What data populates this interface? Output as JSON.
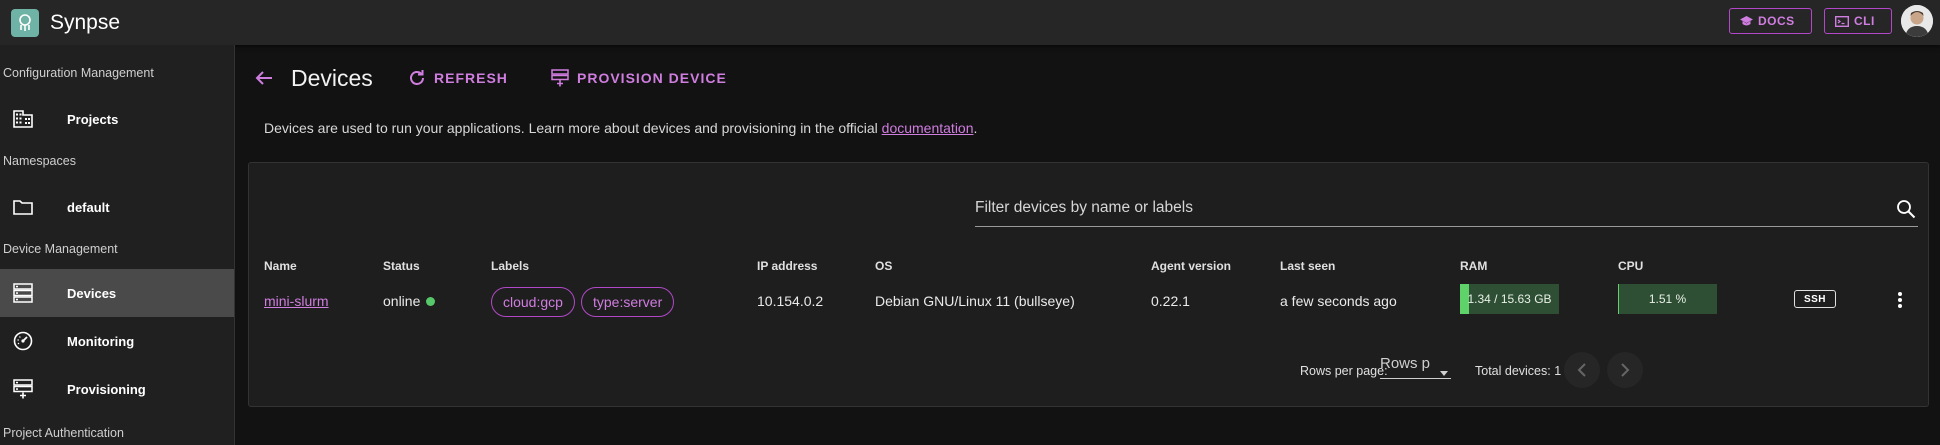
{
  "app": {
    "title": "Synpse"
  },
  "topbar": {
    "docs_label": "DOCS",
    "cli_label": "CLI"
  },
  "sidebar": {
    "sections": [
      {
        "heading": "Configuration Management",
        "items": [
          {
            "label": "Projects",
            "icon": "building-icon"
          }
        ]
      },
      {
        "heading": "Namespaces",
        "items": [
          {
            "label": "default",
            "icon": "folder-icon"
          }
        ]
      },
      {
        "heading": "Device Management",
        "items": [
          {
            "label": "Devices",
            "icon": "server-icon",
            "active": true
          },
          {
            "label": "Monitoring",
            "icon": "gauge-icon"
          },
          {
            "label": "Provisioning",
            "icon": "provision-icon"
          }
        ]
      },
      {
        "heading": "Project Authentication",
        "items": []
      }
    ]
  },
  "page": {
    "title": "Devices",
    "refresh_label": "REFRESH",
    "provision_label": "PROVISION DEVICE",
    "intro_text": "Devices are used to run your applications. Learn more about devices and provisioning in the official ",
    "intro_link": "documentation",
    "intro_tail": "."
  },
  "table": {
    "search_placeholder": "Filter devices by name or labels",
    "columns": [
      "Name",
      "Status",
      "Labels",
      "IP address",
      "OS",
      "Agent version",
      "Last seen",
      "RAM",
      "CPU"
    ],
    "rows": [
      {
        "name": "mini-slurm",
        "status": "online",
        "labels": [
          "cloud:gcp",
          "type:server"
        ],
        "ip": "10.154.0.2",
        "os": "Debian GNU/Linux 11 (bullseye)",
        "agent_version": "0.22.1",
        "last_seen": "a few seconds ago",
        "ram_text": "1.34 / 15.63 GB",
        "ram_fraction": 0.086,
        "cpu_text": "1.51 %",
        "cpu_fraction": 0.0151,
        "ssh_label": "SSH"
      }
    ],
    "footer": {
      "rows_per_page_label": "Rows per page:",
      "rows_per_page_value": "Rows p",
      "total_label": "Total devices: 1"
    }
  },
  "colors": {
    "accent": "#d07de0",
    "online": "#56c86a",
    "bar_fill": "#5fd36a",
    "bar_bg": "#2e4f33"
  }
}
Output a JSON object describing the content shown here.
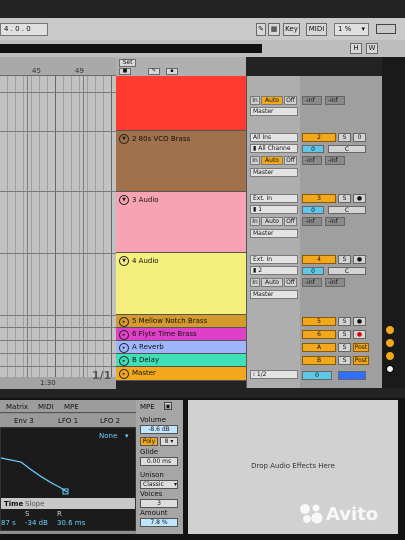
{
  "transport": {
    "position": "4 . 0 . 0",
    "key_label": "Key",
    "midi_label": "MIDI",
    "cpu": "1 %",
    "h_label": "H",
    "w_label": "W"
  },
  "ruler": {
    "marks": [
      "45",
      "49"
    ],
    "set_label": "Set"
  },
  "timeline": {
    "time": "1:30",
    "zoom": "1/1"
  },
  "tracks": [
    {
      "name": "",
      "color": "#ff3b30",
      "input": "",
      "channel": "",
      "monitor": [
        "In",
        "Auto",
        "Off"
      ],
      "output": "Master",
      "sends": [
        "-inf",
        "-inf"
      ],
      "number": "",
      "solo": "",
      "arm": ""
    },
    {
      "name": "2 80s VCO Brass",
      "color": "#a0714a",
      "input": "All Ins",
      "channel": "All Channe",
      "monitor": [
        "In",
        "Auto",
        "Off"
      ],
      "output": "Master",
      "sends": [
        "-inf",
        "-inf"
      ],
      "number": "2",
      "solo": "S",
      "arm": "0",
      "pan": "C",
      "vol": "0"
    },
    {
      "name": "3 Audio",
      "color": "#f7a3b4",
      "input": "Ext. In",
      "channel": "1",
      "monitor": [
        "In",
        "Auto",
        "Off"
      ],
      "output": "Master",
      "sends": [
        "-inf",
        "-inf"
      ],
      "number": "3",
      "solo": "S",
      "arm": "●",
      "pan": "C",
      "vol": "0"
    },
    {
      "name": "4 Audio",
      "color": "#f5ef7e",
      "input": "Ext. In",
      "channel": "2",
      "monitor": [
        "In",
        "Auto",
        "Off"
      ],
      "output": "Master",
      "sends": [
        "-inf",
        "-inf"
      ],
      "number": "4",
      "solo": "S",
      "arm": "●",
      "pan": "C",
      "vol": "0"
    }
  ],
  "small_tracks": [
    {
      "name": "5 Mellow Notch Brass",
      "color": "#d49a2c",
      "number": "5",
      "solo": "S",
      "arm": "●"
    },
    {
      "name": "6 Flyte Time Brass",
      "color": "#e040c8",
      "number": "6",
      "solo": "S",
      "arm": "●"
    },
    {
      "name": "A Reverb",
      "color": "#9fb6ff",
      "number": "A",
      "solo": "S",
      "post": "Post"
    },
    {
      "name": "B Delay",
      "color": "#3fe0b8",
      "number": "B",
      "solo": "S",
      "post": "Post"
    }
  ],
  "master": {
    "name": "Master",
    "color": "#f2a81d",
    "output": "1/2",
    "vol": "0"
  },
  "device": {
    "tabs": [
      "Matrix",
      "MIDI",
      "MPE"
    ],
    "env_tabs": [
      "Env 3",
      "LFO 1",
      "LFO 2"
    ],
    "mpe_label": "MPE",
    "none_label": "None",
    "time_label": "Time",
    "slope_label": "Slope",
    "readouts": [
      {
        "label": "",
        "value": "87 s"
      },
      {
        "label": "S",
        "value": "-34 dB"
      },
      {
        "label": "R",
        "value": "30.6 ms"
      }
    ],
    "volume_label": "Volume",
    "volume_value": "-8.6 dB",
    "poly_label": "Poly",
    "poly_value": "8",
    "glide_label": "Glide",
    "glide_value": "0.00 ms",
    "unison_label": "Unison",
    "unison_value": "Classic",
    "voices_label": "Voices",
    "voices_value": "3",
    "amount_label": "Amount",
    "amount_value": "7.8 %"
  },
  "drop_zone": {
    "text": "Drop Audio Effects Here"
  },
  "watermark": {
    "text": "Avito"
  }
}
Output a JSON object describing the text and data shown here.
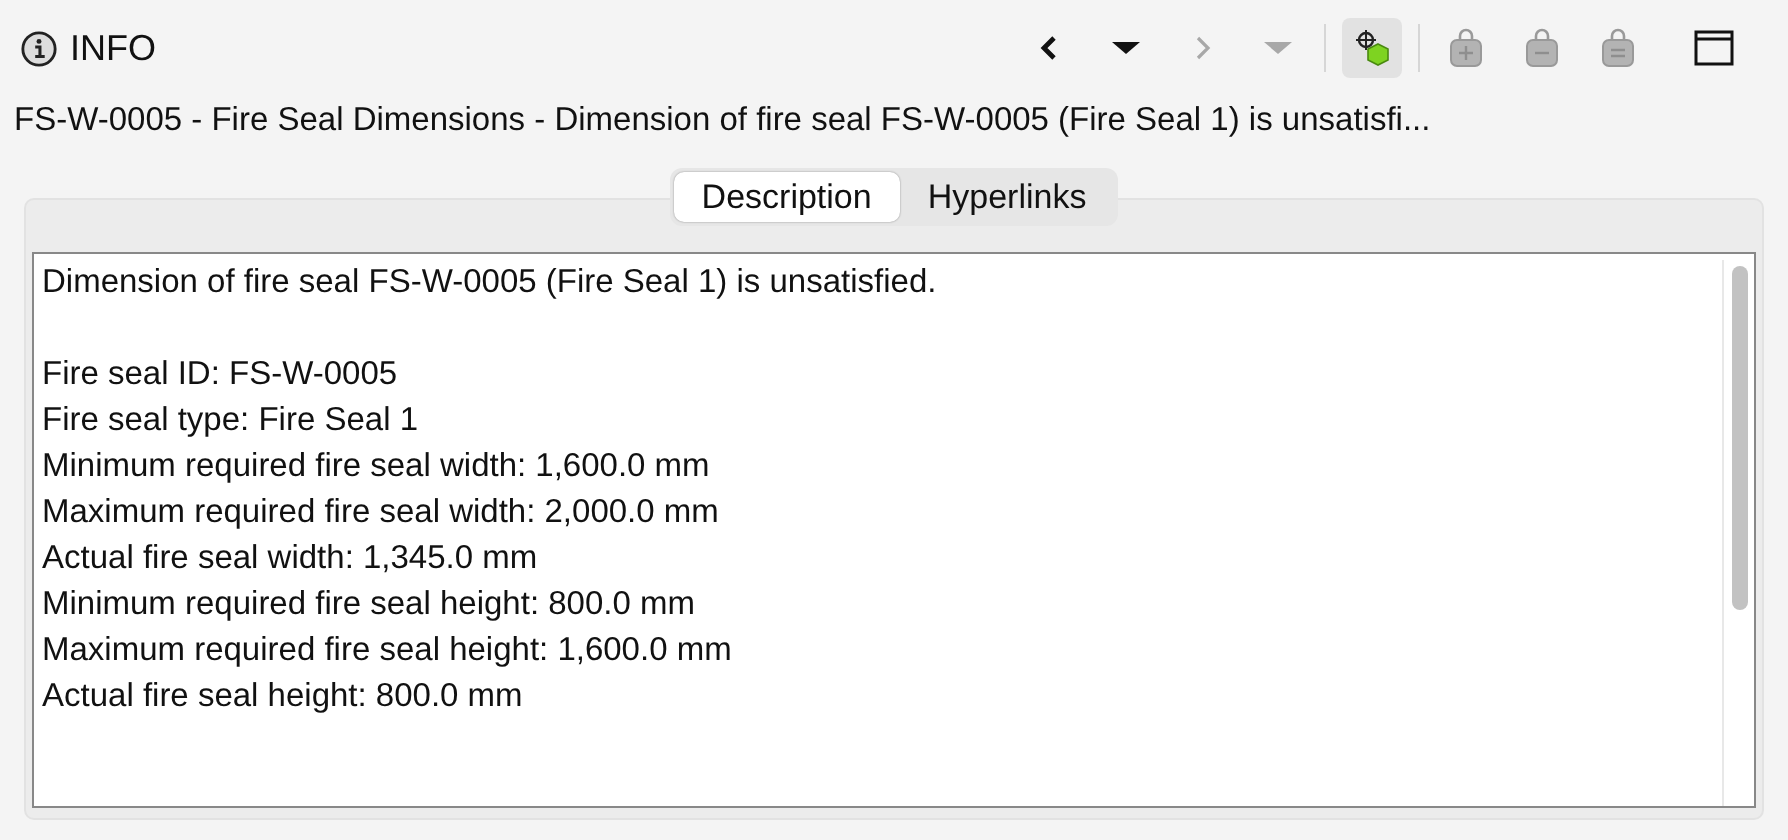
{
  "header": {
    "title": "INFO"
  },
  "toolbar": [
    {
      "kind": "back",
      "disabled": false
    },
    {
      "kind": "dropdown",
      "disabled": false
    },
    {
      "kind": "forward",
      "disabled": true
    },
    {
      "kind": "dropdown",
      "disabled": true
    },
    {
      "kind": "separator"
    },
    {
      "kind": "model",
      "disabled": false,
      "selected": true
    },
    {
      "kind": "separator"
    },
    {
      "kind": "add",
      "disabled": true
    },
    {
      "kind": "remove",
      "disabled": true
    },
    {
      "kind": "equal",
      "disabled": true
    },
    {
      "kind": "window"
    }
  ],
  "subject": "FS-W-0005 - Fire Seal Dimensions - Dimension of fire seal FS-W-0005 (Fire Seal 1) is unsatisfi...",
  "tabs": [
    {
      "label": "Description",
      "selected": true
    },
    {
      "label": "Hyperlinks",
      "selected": false
    }
  ],
  "description": {
    "summary": "Dimension of fire seal FS-W-0005 (Fire Seal 1) is unsatisfied.",
    "details": [
      "Fire seal ID: FS-W-0005",
      "Fire seal type: Fire Seal 1",
      "Minimum required fire seal width: 1,600.0 mm",
      "Maximum required fire seal width: 2,000.0 mm",
      "Actual fire seal width: 1,345.0 mm",
      "Minimum required fire seal height: 800.0 mm",
      "Maximum required fire seal height: 1,600.0 mm",
      "Actual fire seal height: 800.0 mm"
    ]
  }
}
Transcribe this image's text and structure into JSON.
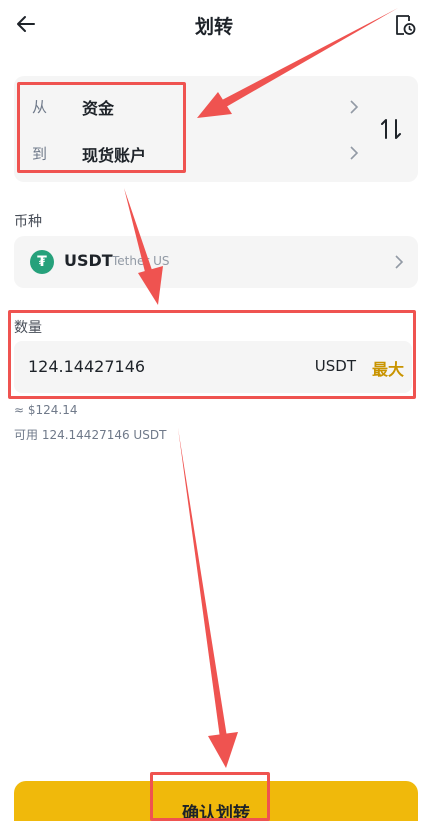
{
  "header": {
    "title": "划转",
    "back_icon": "arrow-left-icon",
    "history_icon": "record-history-icon"
  },
  "transfer": {
    "from_label": "从",
    "from_value": "资金",
    "to_label": "到",
    "to_value": "现货账户",
    "swap_icon": "swap-icon"
  },
  "coin": {
    "section_label": "币种",
    "code": "USDT",
    "name": "Tether US",
    "logo_glyph": "₮",
    "logo_color": "#26a17b"
  },
  "amount": {
    "section_label": "数量",
    "value": "124.14427146",
    "unit": "USDT",
    "max_label": "最大",
    "fiat_estimate": "≈ $124.14",
    "available": "可用 124.14427146 USDT"
  },
  "confirm": {
    "label": "确认划转"
  },
  "colors": {
    "accent": "#f0b90b",
    "max_text": "#c99400",
    "highlight": "#ef5350"
  }
}
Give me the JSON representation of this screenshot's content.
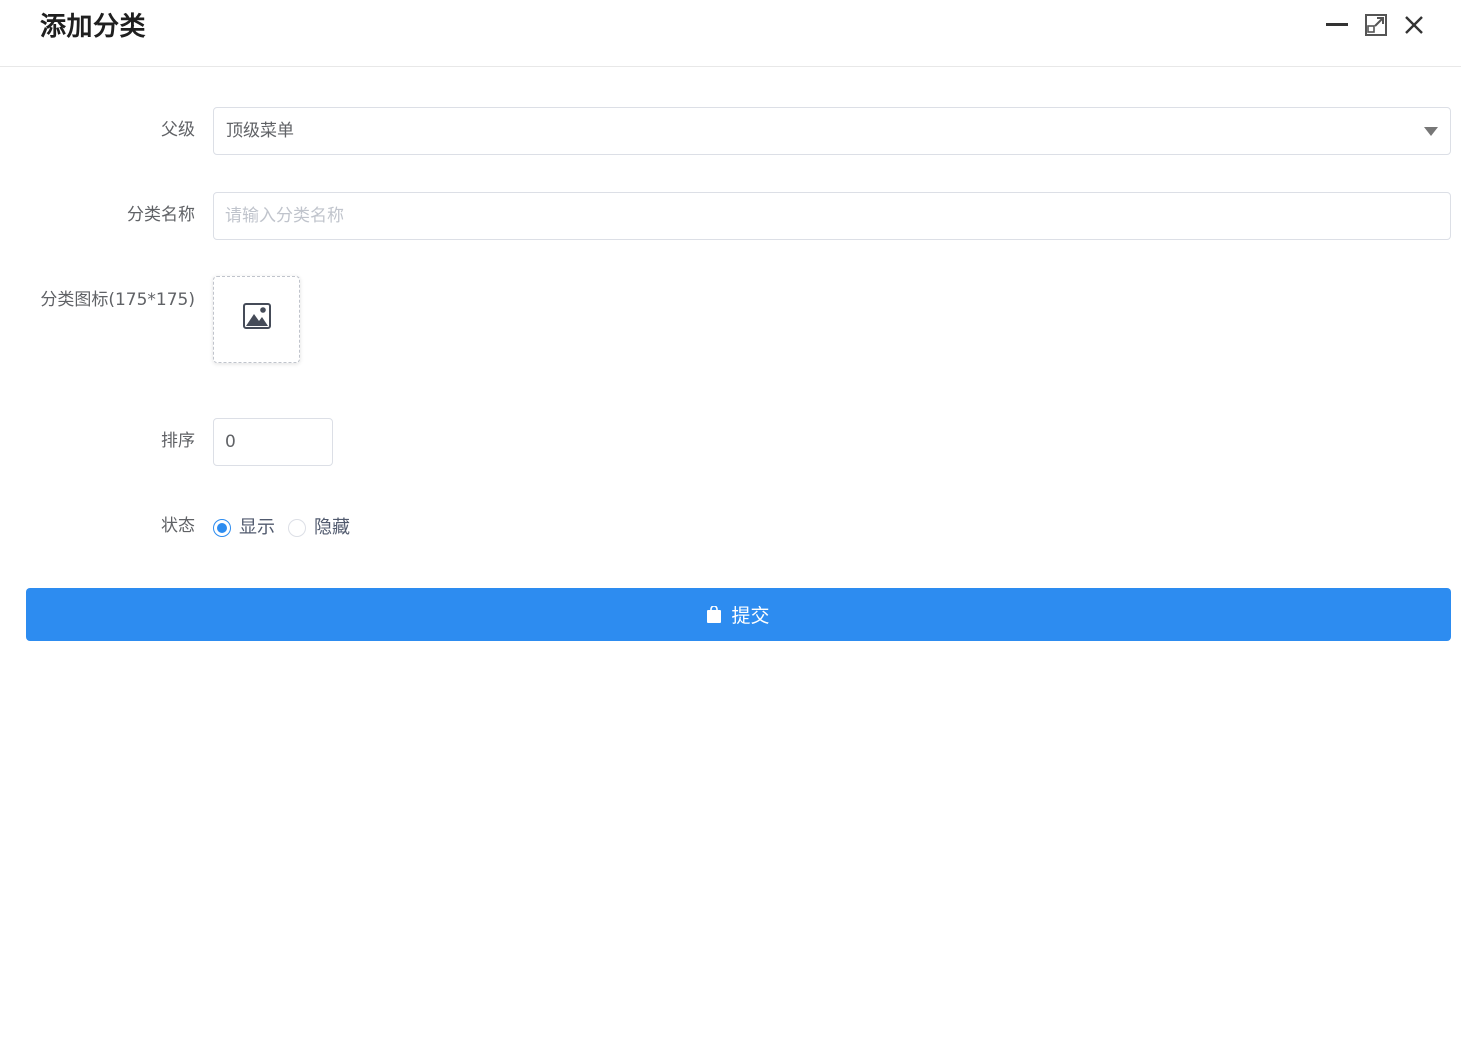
{
  "dialog": {
    "title": "添加分类"
  },
  "form": {
    "parent": {
      "label": "父级",
      "value": "顶级菜单"
    },
    "name": {
      "label": "分类名称",
      "placeholder": "请输入分类名称",
      "value": ""
    },
    "icon": {
      "label": "分类图标(175*175)"
    },
    "sort": {
      "label": "排序",
      "value": "0"
    },
    "status": {
      "label": "状态",
      "options": [
        "显示",
        "隐藏"
      ],
      "selected": "显示"
    },
    "submit_label": "提交"
  },
  "colors": {
    "primary": "#2d8cf0",
    "border": "#dcdfe6",
    "placeholder": "#c0c4cc"
  }
}
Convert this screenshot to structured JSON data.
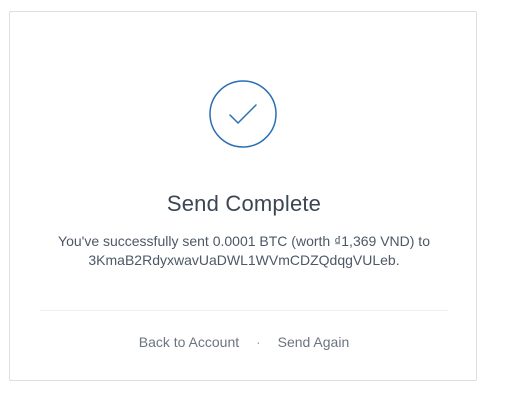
{
  "dialog": {
    "icon": "checkmark-circle-icon",
    "title": "Send Complete",
    "message_line1": "You've successfully sent 0.0001 BTC (worth ₫1,369 VND) to",
    "message_line2": "3KmaB2RdyxwavUaDWL1WVmCDZQdqgVULeb."
  },
  "actions": {
    "back_label": "Back to Account",
    "separator": "·",
    "send_again_label": "Send Again"
  },
  "colors": {
    "accent": "#2a6fb4",
    "title": "#3b4653",
    "text": "#4d5866",
    "link": "#6b7582",
    "border": "#dcdfe4"
  }
}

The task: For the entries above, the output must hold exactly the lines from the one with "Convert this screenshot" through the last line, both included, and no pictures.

Task output:
Convert this screenshot to structured JSON data.
{
  "dialog": {
    "icon": "checkmark-circle-icon",
    "title": "Send Complete",
    "message_line1": "You've successfully sent 0.0001 BTC (worth ₫1,369 VND) to",
    "message_line2": "3KmaB2RdyxwavUaDWL1WVmCDZQdqgVULeb."
  },
  "actions": {
    "back_label": "Back to Account",
    "separator": "·",
    "send_again_label": "Send Again"
  },
  "colors": {
    "accent": "#2a6fb4",
    "title": "#3b4653",
    "text": "#4d5866",
    "link": "#6b7582",
    "border": "#dcdfe4"
  }
}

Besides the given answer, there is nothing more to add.